Abstract 3539: Long-term Predictors of the Aneurysmal Change of Descending Aorta in Patients with Aortic Dissection
Background: Long-term natural history of the distal aortic dissection (AD) and predictors of the late aneurysmal change have yet to be demonstrated.
Methods: Contrast-enhanced computed tomography (CT) was performed during the acute phase in 100 patients including 49 patients with type 3 AD and 51 with type 1 AD. All patients with type 1 AD received ascending aorta graft replacement. Clinical observation was conducted for 53±26 months, and CT was repeated after 31±27 months in 97 patients. Aorta diameters and false lumen diameters were measured in upper (UT), mid (MT) and lower descending thoracic (LT), and abdominal aorta (AA).

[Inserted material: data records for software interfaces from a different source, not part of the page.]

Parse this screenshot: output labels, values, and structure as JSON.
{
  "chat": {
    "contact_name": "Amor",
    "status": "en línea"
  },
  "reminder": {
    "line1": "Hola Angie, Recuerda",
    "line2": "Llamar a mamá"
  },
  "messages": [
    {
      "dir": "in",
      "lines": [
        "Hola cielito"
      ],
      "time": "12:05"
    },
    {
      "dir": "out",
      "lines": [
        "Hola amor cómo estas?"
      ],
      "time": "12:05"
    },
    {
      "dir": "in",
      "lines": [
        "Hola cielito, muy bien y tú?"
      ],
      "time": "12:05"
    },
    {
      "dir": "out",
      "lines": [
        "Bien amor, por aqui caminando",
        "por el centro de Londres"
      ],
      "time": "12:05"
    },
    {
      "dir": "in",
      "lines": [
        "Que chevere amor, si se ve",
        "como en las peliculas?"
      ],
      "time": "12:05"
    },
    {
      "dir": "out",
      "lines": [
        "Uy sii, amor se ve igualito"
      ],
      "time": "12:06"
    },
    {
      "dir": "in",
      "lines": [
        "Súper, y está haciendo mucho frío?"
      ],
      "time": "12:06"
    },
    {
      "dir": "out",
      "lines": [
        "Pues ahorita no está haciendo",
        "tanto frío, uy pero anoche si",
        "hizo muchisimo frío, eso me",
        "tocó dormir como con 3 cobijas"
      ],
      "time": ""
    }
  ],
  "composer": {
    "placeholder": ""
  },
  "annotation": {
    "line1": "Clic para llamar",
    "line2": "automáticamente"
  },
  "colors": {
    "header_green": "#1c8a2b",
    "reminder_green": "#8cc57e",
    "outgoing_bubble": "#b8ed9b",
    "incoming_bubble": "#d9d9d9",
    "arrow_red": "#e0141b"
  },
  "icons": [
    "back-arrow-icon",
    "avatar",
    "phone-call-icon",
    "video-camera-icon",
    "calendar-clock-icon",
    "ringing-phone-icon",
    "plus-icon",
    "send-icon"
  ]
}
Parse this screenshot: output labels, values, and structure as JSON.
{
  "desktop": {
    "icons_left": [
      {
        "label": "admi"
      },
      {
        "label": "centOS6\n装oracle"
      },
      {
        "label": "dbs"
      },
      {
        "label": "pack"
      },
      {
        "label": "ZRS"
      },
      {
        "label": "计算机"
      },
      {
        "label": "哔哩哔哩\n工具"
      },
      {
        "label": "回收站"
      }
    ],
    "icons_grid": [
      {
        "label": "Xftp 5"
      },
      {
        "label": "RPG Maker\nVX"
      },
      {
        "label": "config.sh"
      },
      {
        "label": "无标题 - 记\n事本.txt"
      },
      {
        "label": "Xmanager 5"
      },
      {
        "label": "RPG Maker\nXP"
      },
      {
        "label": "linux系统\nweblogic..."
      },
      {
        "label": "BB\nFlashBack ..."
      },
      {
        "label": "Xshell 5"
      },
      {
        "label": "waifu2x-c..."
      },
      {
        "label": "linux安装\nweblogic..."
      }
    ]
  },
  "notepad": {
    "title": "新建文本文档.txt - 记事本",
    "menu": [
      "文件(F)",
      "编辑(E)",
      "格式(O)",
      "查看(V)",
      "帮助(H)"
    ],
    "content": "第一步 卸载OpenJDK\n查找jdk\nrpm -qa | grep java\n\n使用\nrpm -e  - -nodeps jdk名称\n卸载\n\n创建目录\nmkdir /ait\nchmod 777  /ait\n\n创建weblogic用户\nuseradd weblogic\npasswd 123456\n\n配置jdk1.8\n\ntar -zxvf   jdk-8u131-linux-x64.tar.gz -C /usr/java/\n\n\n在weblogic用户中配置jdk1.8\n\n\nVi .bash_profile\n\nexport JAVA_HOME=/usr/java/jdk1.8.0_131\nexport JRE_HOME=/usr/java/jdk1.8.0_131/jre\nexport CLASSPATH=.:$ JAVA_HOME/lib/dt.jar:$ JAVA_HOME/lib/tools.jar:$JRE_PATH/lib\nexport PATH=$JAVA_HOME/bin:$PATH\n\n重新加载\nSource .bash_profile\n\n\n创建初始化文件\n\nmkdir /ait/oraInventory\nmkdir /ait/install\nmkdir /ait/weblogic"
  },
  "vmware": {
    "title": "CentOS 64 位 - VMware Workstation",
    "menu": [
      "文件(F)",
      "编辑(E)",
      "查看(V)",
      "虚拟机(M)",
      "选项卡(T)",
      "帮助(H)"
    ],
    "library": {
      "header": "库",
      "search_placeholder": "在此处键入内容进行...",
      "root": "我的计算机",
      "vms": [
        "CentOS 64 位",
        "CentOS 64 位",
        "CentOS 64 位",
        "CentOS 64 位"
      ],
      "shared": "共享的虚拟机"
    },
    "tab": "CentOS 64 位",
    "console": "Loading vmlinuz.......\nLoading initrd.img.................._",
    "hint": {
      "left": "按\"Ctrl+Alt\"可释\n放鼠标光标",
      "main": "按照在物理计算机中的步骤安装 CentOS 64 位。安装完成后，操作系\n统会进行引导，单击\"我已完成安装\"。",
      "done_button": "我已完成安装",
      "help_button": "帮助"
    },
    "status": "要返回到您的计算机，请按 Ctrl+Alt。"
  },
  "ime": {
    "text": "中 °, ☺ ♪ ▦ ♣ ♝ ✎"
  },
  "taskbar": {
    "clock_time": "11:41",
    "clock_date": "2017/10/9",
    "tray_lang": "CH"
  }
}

Results: Average rates of diameter dilatation in UT, MT, LT and AA were 0.19, 0.19, 0.17, and 0.09 mm/month, respectively. These rates were not different between type 1 and 3 AD. Aneurysmal change (diameter ≥ 60 mm) occurred in 14.4, 8.2, 4.1, and 3.1% of patients at UT, MT, LT and AA, respectively. Among 53 patients in whom CT was repeated after ≥ 2 years, aneurysmal change was developed in 15 patients (28%). The false lumen diameter at UT (p<0.005), aorta diameter at MT (p<0.05) in the acute phase CT and Marfan syndrome (p<0.05) were independent predictors of the late aneurysmal change by multiple logistic regression analysis. False lumen diameter at UT ≥ 22 mm in the initial CT predicted late aneurysmal change with sensitivity 100% and specificity 76%. The patients with initial false lumen diameter at UT ≥ 22 mm (n=42) showed higher event rate (aneurysmal change or death) than others (n=58) (Figure⇓).
Conclusion: UT is the major site of late aneurysmal change. A large false lumen diameter at UT in the initial CT portends late adverse outcome warranting early intervention.